Let your children know that they won’t be alone; other families will be visiting their loved ones too. This can help normalize the experience and reduce feelings of isolation. Explain that many families are there to see their loved ones just like you are, and everyone is there to support each other. Mentioning the presence of other children can be particularly comforting, as it reinforces that they are not the only ones going through this experience. This communal aspect can create a sense of solidarity and reduce the stigma they might feel.

4. Explain the Role of the Guards

The presence of guards can be intimidating for children, so it’s crucial to explain their role. Tell your children that guards are there to keep everyone safe and that they are just doing their job. You might say, “There will be people in uniforms who are there to make sure everything goes smoothly and that we’re all safe.” By framing the guards as protectors rather than threats, you can help reduce your child’s anxiety and make the environment seem less intimidating.

5. Discuss Food Options

Prison visits often involve purchasing food from vending machines, which can be an unfamiliar experience for some children. Explain this process in advance to manage their expectations. You could say, “We’ll be able to get some snacks from a machine, kind of like at a movie theater or mall.” Preparing them for this can prevent disappointment and help them understand that this is a normal part of the visit. This small detail can also serve as a positive distraction and something to look forward to during the visit.

6. Clarify the Limitations on Physical Contact

It’s important to clearly understand the rules regarding physical contact during the visit. Some facilities have strict guidelines, and children need to understand what is and isn’t allowed to avoid disappointment. You might say, “We can give a quick hug at the beginning and end of the visit, but we’ll need to sit at a table and talk for most of the time.” This helps set realistic expectations and can prevent confusion or distress if they cannot hug or sit closely with their parent for the entire visit.

7. You Are Still a Family

Finally, emphasize that despite the separation, you are still a family. Remind your children that the visit is a time to share love, stories, and support, just as you would at home. You can say, “Even though we’re visiting Daddy/Mommy here, we are still a family, and we still love each other very much.” This reassurance is crucial for maintaining their sense of belonging and emotional well-being. Reinforcing the continuity of your family bond can provide immense comfort and stability during this challenging time.

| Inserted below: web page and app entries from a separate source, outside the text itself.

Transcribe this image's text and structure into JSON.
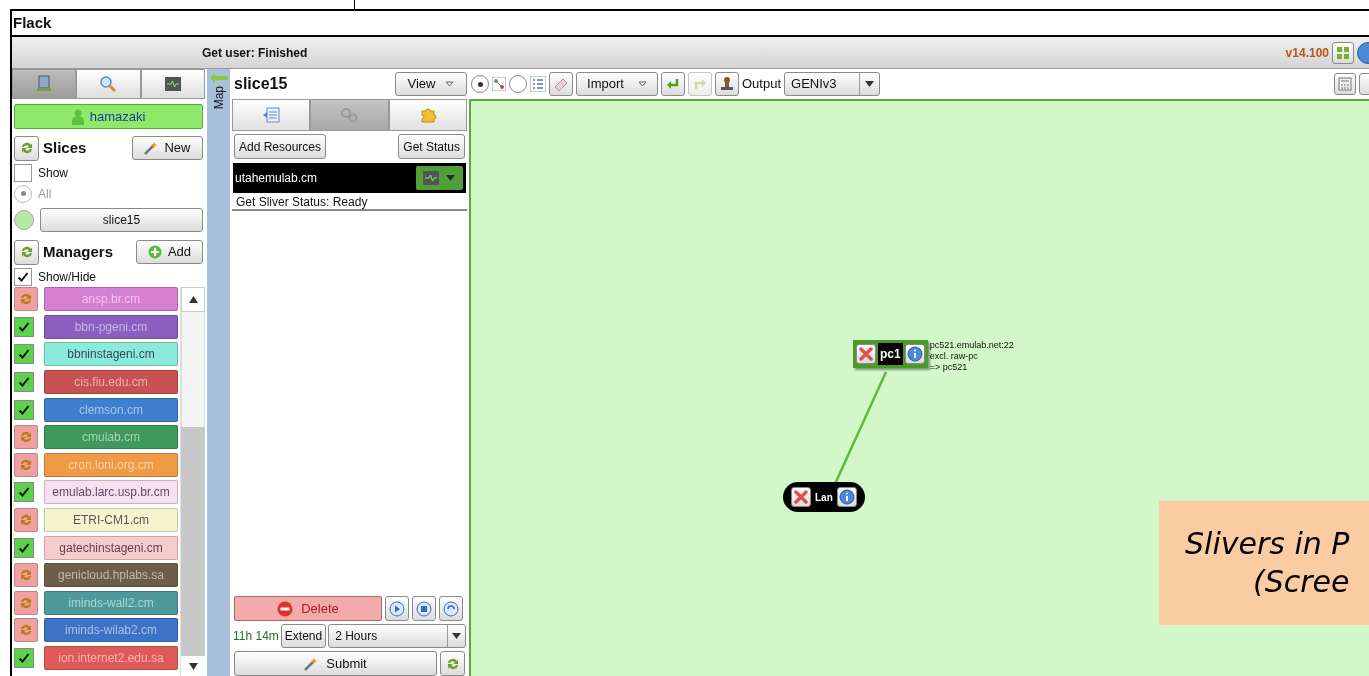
{
  "window": {
    "title": "Flack"
  },
  "status_bar": {
    "message": "Get user: Finished",
    "version": "v14.100"
  },
  "left_panel": {
    "tabs": [
      {
        "selected": true
      },
      {
        "selected": false
      },
      {
        "selected": false
      }
    ],
    "user": "hamazaki",
    "slices": {
      "title": "Slices",
      "new_button": "New",
      "show": {
        "label": "Show",
        "checked": false
      },
      "all": {
        "label": "All",
        "selected": true
      },
      "items": [
        {
          "name": "slice15"
        }
      ]
    },
    "managers": {
      "title": "Managers",
      "add_button": "Add",
      "show_hide": {
        "label": "Show/Hide",
        "checked": true
      },
      "items": [
        {
          "name": "ansp.br.cm",
          "kind": "retry",
          "color": "#d77fd0"
        },
        {
          "name": "bbn-pgeni.cm",
          "kind": "checkbox",
          "checked": true,
          "color": "#8a5fc0"
        },
        {
          "name": "bbninstageni.cm",
          "kind": "checkbox",
          "checked": true,
          "color": "#8ceadb"
        },
        {
          "name": "cis.fiu.edu.cm",
          "kind": "checkbox",
          "checked": true,
          "color": "#c85252"
        },
        {
          "name": "clemson.cm",
          "kind": "checkbox",
          "checked": true,
          "color": "#3e7fcf"
        },
        {
          "name": "cmulab.cm",
          "kind": "retry",
          "color": "#3e9a5a"
        },
        {
          "name": "cron.loni.org.cm",
          "kind": "retry",
          "color": "#f09a45"
        },
        {
          "name": "emulab.larc.usp.br.cm",
          "kind": "checkbox",
          "checked": true,
          "color": "#f7e0f2"
        },
        {
          "name": "ETRI-CM1.cm",
          "kind": "retry",
          "color": "#f4f4cf"
        },
        {
          "name": "gatechinstageni.cm",
          "kind": "checkbox",
          "checked": true,
          "color": "#f7cccc"
        },
        {
          "name": "genicloud.hplabs.sa",
          "kind": "retry",
          "color": "#6e5e48"
        },
        {
          "name": "iminds-wall2.cm",
          "kind": "retry",
          "color": "#4e9a9a"
        },
        {
          "name": "iminds-wilab2.cm",
          "kind": "retry",
          "color": "#3e72c6"
        },
        {
          "name": "ion.internet2.edu.sa",
          "kind": "checkbox",
          "checked": true,
          "color": "#e05a5a"
        }
      ]
    }
  },
  "map_strip": {
    "label": "Map"
  },
  "slice_panel": {
    "title": "slice15",
    "view_button": "View",
    "tabs": [
      {
        "selected": false
      },
      {
        "selected": true
      },
      {
        "selected": false
      }
    ],
    "add_resources": "Add Resources",
    "get_status": "Get Status",
    "slivers": [
      {
        "manager": "utahemulab.cm",
        "status": "Get Sliver Status: Ready"
      }
    ],
    "delete_button": "Delete",
    "time_left": "11h 14m",
    "extend_button": "Extend",
    "extend_duration": "2 Hours",
    "submit_button": "Submit"
  },
  "toolbar": {
    "modes": [
      {
        "selected": true
      },
      {
        "selected": false
      }
    ],
    "import_button": "Import",
    "output_label": "Output",
    "output_format": "GENIv3"
  },
  "canvas": {
    "nodes": [
      {
        "kind": "node",
        "name": "pc1",
        "info": [
          "pc521.emulab.net:22",
          "excl. raw-pc",
          "=> pc521"
        ]
      },
      {
        "kind": "lan",
        "name": "Lan"
      }
    ]
  },
  "overlay_note": {
    "lines": [
      "Slivers in P",
      "(Scree"
    ]
  }
}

By preparing your children with honesty, clarity, and compassion, you can help them navigate the complexities of visiting a parent in prison. These steps are essential for reducing their anxieties and ensuring that the visit is a positive and meaningful experience for everyone involved.